A field trip to examine the glacial geology of Discovery Park in Seattle, Washington, leads Callan to contemplate the nature of expertise — and especially his steep learning curve on an oceanographic cruise.
9 December 2022
Reader Nancy Weidman (who supplied the Wind River boudinaged basaltic dike images from earlier in the week) sent me this interesting note: Your ichnoanalogue post reminds me of the insect or pillbug tracks I found in Mt. St. Helens ash deposited in Missoula, Montana. At least some of the tracks, if I recall correctly, ended in dead bugs, presumably dead after its breathing tubes clogged with ash. No fossils from …
29 May 2020
The Friday fold shows some sheared quartz-filled tension gashes in sandstones of one of the San Juan Islands in Puget Sound.

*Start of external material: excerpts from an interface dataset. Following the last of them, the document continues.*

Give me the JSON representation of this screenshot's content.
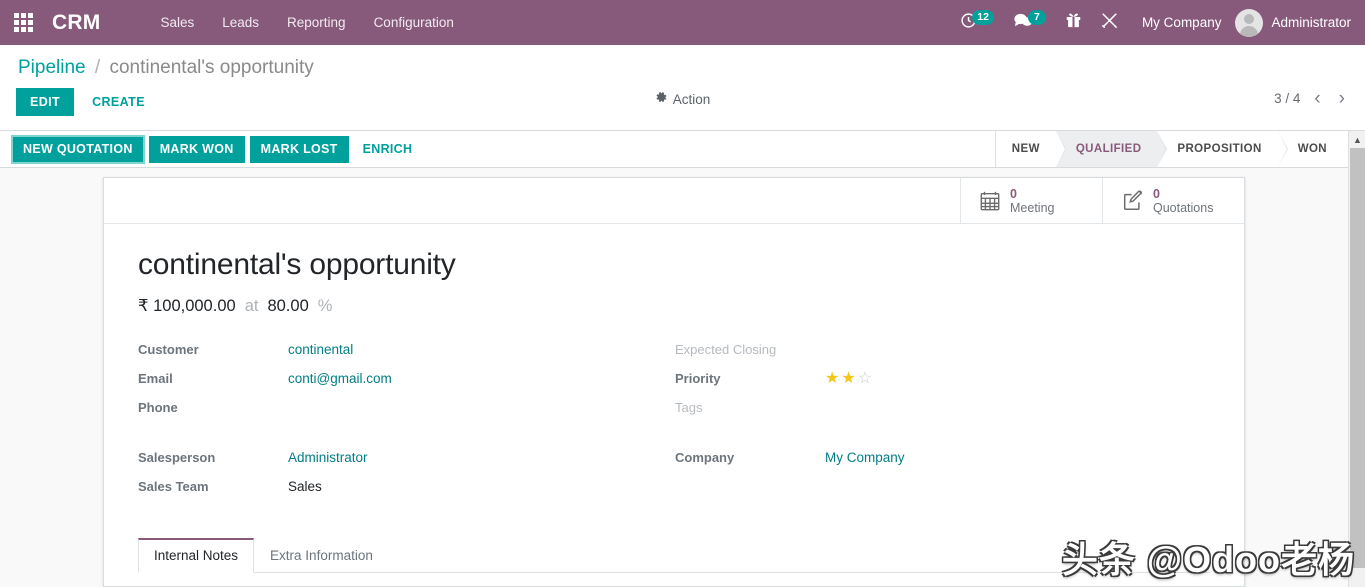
{
  "navbar": {
    "apps_icon": "apps-grid-icon",
    "brand": "CRM",
    "menu": [
      {
        "label": "Sales"
      },
      {
        "label": "Leads"
      },
      {
        "label": "Reporting"
      },
      {
        "label": "Configuration"
      }
    ],
    "sys_icons": [
      {
        "name": "activity-clock-icon",
        "badge": "12"
      },
      {
        "name": "messages-chat-icon",
        "badge": "7"
      },
      {
        "name": "gift-icon",
        "badge": ""
      },
      {
        "name": "tools-icon",
        "badge": ""
      }
    ],
    "company": "My Company",
    "user": "Administrator",
    "brand_color": "#875A7B",
    "badge_color": "#00A09D"
  },
  "breadcrumb": {
    "root": "Pipeline",
    "separator": "/",
    "current": "continental's opportunity"
  },
  "control_panel": {
    "edit_label": "EDIT",
    "create_label": "CREATE",
    "action_label": "Action",
    "gear_icon": "gear-icon",
    "pager": "3 / 4",
    "prev_icon": "chevron-left-icon",
    "next_icon": "chevron-right-icon"
  },
  "statusbar": {
    "buttons": [
      {
        "label": "NEW QUOTATION",
        "style": "primary",
        "focused": true
      },
      {
        "label": "MARK WON",
        "style": "primary",
        "focused": false
      },
      {
        "label": "MARK LOST",
        "style": "primary",
        "focused": false
      },
      {
        "label": "ENRICH",
        "style": "link",
        "focused": false
      }
    ],
    "stages": [
      {
        "label": "NEW",
        "active": false
      },
      {
        "label": "QUALIFIED",
        "active": true
      },
      {
        "label": "PROPOSITION",
        "active": false
      },
      {
        "label": "WON",
        "active": false
      }
    ],
    "active_stage_color": "#875A7B"
  },
  "scrollbar": {
    "up_arrow": "▲"
  },
  "button_boxes": [
    {
      "icon": "calendar-icon",
      "value": "0",
      "label": "Meeting"
    },
    {
      "icon": "quotation-edit-icon",
      "value": "0",
      "label": "Quotations"
    }
  ],
  "record": {
    "title": "continental's opportunity",
    "currency_symbol": "₹",
    "expected_revenue": "100,000.00",
    "at_word": "at",
    "probability": "80.00",
    "percent_symbol": "%",
    "left_fields": [
      {
        "label": "Customer",
        "value": "continental",
        "link": true,
        "empty_label": false
      },
      {
        "label": "Email",
        "value": "conti@gmail.com",
        "link": true,
        "empty_label": false
      },
      {
        "label": "Phone",
        "value": "",
        "link": false,
        "empty_label": false
      },
      {
        "label": "Salesperson",
        "value": "Administrator",
        "link": true,
        "empty_label": false
      },
      {
        "label": "Sales Team",
        "value": "Sales",
        "link": false,
        "empty_label": false
      }
    ],
    "right_fields": [
      {
        "label": "Expected Closing",
        "value": "",
        "link": false,
        "empty_label": true
      },
      {
        "label": "Priority",
        "value": "",
        "link": false,
        "empty_label": false,
        "stars": {
          "filled": 2,
          "total": 3
        }
      },
      {
        "label": "Tags",
        "value": "",
        "link": false,
        "empty_label": true
      },
      {
        "label": "Company",
        "value": "My Company",
        "link": true,
        "empty_label": false
      }
    ]
  },
  "tabs": [
    {
      "label": "Internal Notes",
      "active": true
    },
    {
      "label": "Extra Information",
      "active": false
    }
  ],
  "watermark": {
    "text": "头条 @Odoo老杨"
  }
}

25 October 2019
The Friday fold is a slab of banded iron formation now dwelling in the University of Washington’s Department of Earth & Space Sciences. But where did it come from? India? Brazil? Perhaps you can help identify its provenance.
25 January 2019
Four Friday folds from Marli Miller’s online photo archive of geological images.
15 September 2016
Since I showed off some Icelandic pillow basalts yesterday, today I thought I would showcase a new 3D model of big pillows in Columbia River basalt of eastern Washington, taken from a photo set I made when I was out there in May:
2 June 2016
Two weeks ago, I went on an awesome, informal field trip to eastern Washington State to visit the Channeled Scablands for the first time. My collegue Bill Richards of North Idaho College picked me up in Spokane and drove me halfway across Washington and back to Moscow, Idaho, over the course of a day. This is a region of the country where a glacier-dammed valley filled up with water (Glacial …
1 June 2016
Heading into the Columbia River Plateau, Callan and his colleague Bill Richards make a detour in search of some varves from Glacial Lake Columbia. They find them, a credit to the authors of “Washington Rocks!” – the new book from Mountain Press.
31 May 2016
How did this bold orange layer develop? It’s seen in an outcrop near Wilson Creek, Washington, in the Columbia River basalts.
18 May 2016
Pillow basalts form when mafic lava erupts underwater. Here are several examples from the Miocene Columbia River flood basalts, a large igneous province in eastern Washington state.